## Data entries
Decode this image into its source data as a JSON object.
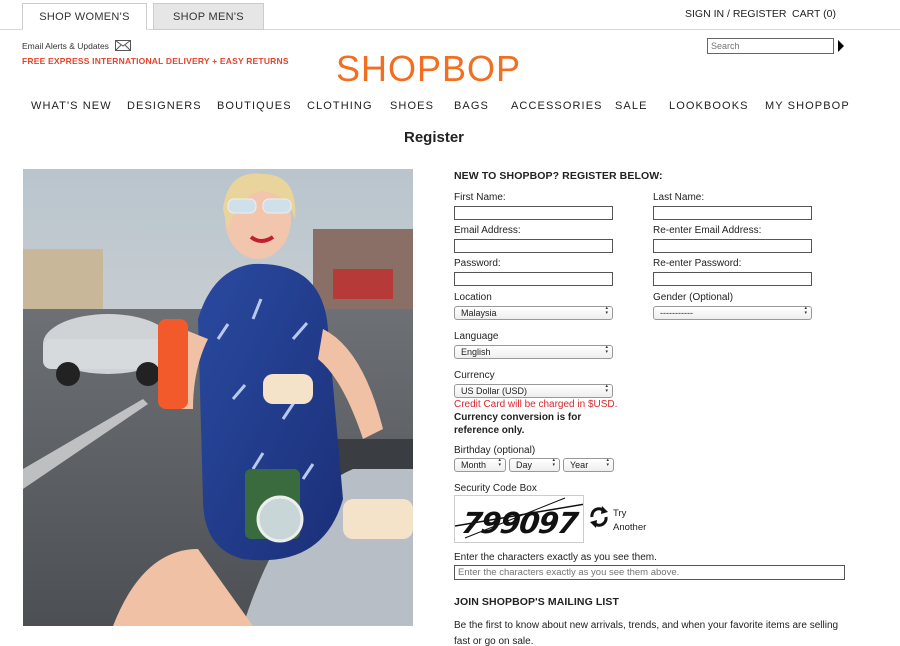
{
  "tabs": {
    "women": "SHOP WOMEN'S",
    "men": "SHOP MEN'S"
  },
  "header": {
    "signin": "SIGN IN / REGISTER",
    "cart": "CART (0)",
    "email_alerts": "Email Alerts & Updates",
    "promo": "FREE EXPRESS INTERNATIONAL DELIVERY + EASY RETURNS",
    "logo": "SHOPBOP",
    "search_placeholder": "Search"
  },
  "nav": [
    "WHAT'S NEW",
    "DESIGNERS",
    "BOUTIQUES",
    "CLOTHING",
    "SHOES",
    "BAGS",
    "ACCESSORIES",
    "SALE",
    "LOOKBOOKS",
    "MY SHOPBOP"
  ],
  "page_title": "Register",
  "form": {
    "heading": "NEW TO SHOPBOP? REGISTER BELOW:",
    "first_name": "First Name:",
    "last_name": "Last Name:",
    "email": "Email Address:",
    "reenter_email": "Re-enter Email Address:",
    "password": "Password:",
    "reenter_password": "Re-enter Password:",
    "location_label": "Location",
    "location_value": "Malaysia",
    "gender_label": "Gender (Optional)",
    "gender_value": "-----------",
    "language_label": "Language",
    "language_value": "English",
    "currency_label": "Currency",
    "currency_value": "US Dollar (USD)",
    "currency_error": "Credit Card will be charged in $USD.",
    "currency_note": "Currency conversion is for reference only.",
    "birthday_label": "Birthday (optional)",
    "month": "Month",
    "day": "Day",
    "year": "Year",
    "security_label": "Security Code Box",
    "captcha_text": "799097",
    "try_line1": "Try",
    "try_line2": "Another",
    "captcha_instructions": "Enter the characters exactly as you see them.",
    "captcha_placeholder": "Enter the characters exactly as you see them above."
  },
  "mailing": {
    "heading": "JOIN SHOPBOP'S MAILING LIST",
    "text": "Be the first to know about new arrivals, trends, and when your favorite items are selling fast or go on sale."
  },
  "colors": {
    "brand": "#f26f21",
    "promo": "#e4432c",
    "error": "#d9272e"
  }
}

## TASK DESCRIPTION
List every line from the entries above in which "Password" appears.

## TASK SOLUTION
    "password": "Password:",
    "reenter_password": "Re-enter Password:",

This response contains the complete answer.